The response to these horrific attacks has undoubtedly been different to what Putin expected. The same is true for the united front demonstrated by the EU. For once, we have been able to quickly agree on a common approach. As the member states have very different historical backgrounds, this is far from a given when it comes to foreign policy in particular. This joint approach is the right one. The EU is correct to respond to Putin’s aggression with hard-hitting sanctions and military aid. Ukraine needs our full support, not least in terms of humanitarian assistance. The EU is playing an important role in supplying aid and coordinating the arrival of refugees. To date, there is every indication that the member states are committed to joint action, and I hope this will remain the case.

To finish: If you could make one wish for Europe that would come true immediately, what would it be?

More than ever in light of the current circumstances, I would wish for everyone in Europe to be able to live freely, in peace, and without repression from outside or within.

The interview was conducted by Jerome Radtka and Cara Seeberg.

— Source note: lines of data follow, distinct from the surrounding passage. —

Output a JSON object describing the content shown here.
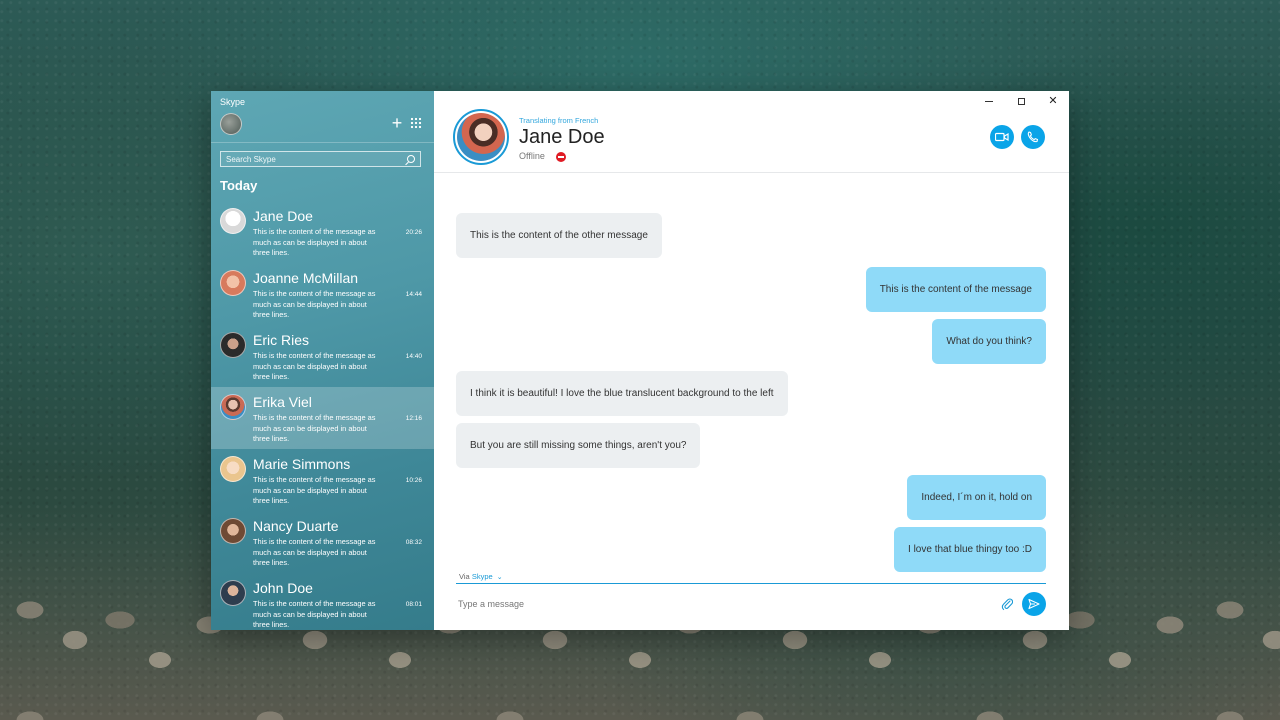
{
  "sidebar": {
    "app_title": "Skype",
    "search_placeholder": "Search Skype",
    "section_today": "Today",
    "conversations": [
      {
        "name": "Jane Doe",
        "preview": "This is the content of the message as much as can be displayed in about three lines.",
        "time": "20:26",
        "avatar_color": "#eeeeee"
      },
      {
        "name": "Joanne McMillan",
        "preview": "This is the content of the message as much as can be displayed in about three lines.",
        "time": "14:44",
        "avatar_color": "#e7a58a"
      },
      {
        "name": "Eric Ries",
        "preview": "This is the content of the message as much as can be displayed in about three lines.",
        "time": "14:40",
        "avatar_color": "#3a3a3a"
      },
      {
        "name": "Erika Viel",
        "preview": "This is the content of the message as much as can be displayed in about three lines.",
        "time": "12:16",
        "avatar_color": "#c96a55"
      },
      {
        "name": "Marie Simmons",
        "preview": "This is the content of the message as much as can be displayed in about three lines.",
        "time": "10:26",
        "avatar_color": "#f0c9a5"
      },
      {
        "name": "Nancy Duarte",
        "preview": "This is the content of the message as much as can be displayed in about three lines.",
        "time": "08:32",
        "avatar_color": "#b78a68"
      },
      {
        "name": "John Doe",
        "preview": "This is the content of the message as much as can be displayed in about three lines.",
        "time": "08:01",
        "avatar_color": "#2e3d4e"
      }
    ]
  },
  "chat": {
    "translating_label": "Translating from French",
    "contact_name": "Jane Doe",
    "contact_status": "Offline",
    "messages": [
      {
        "direction": "in",
        "text": "This is the content of the other message"
      },
      {
        "direction": "out",
        "text": "This is the content of the message"
      },
      {
        "direction": "out",
        "text": "What do you think?"
      },
      {
        "direction": "in",
        "text": "I think it is beautiful! I love the blue translucent background to the left"
      },
      {
        "direction": "in",
        "text": "But you are still missing some things, aren't you?"
      },
      {
        "direction": "out",
        "text": "Indeed, I´m on it, hold on"
      },
      {
        "direction": "out",
        "text": "I love that blue thingy too :D"
      }
    ],
    "via_prefix": "Via",
    "via_service": "Skype",
    "compose_placeholder": "Type a message"
  },
  "colors": {
    "accent": "#0aa4e8",
    "incoming_bubble": "#eceff1",
    "outgoing_bubble": "#8fdaf8",
    "offline": "#e01b24"
  }
}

Katarina Barley (Social Democratic Party) has been Vice-President of the European Parliament since 2019. The German-British lawyer was previously a member of the German Parliament, during which time she served as Federal Minister of Family Affairs, Senior Citizens, Women and Youth, Federal Minister of Labour and Social Affairs and, most recently, Federal Minister of Justice and Consumer Protection. In Brussels, she is a member of the Committee on Civil Liberties, Justice and Home Affairs and the Committee on Foreign Affairs of the European Parliament.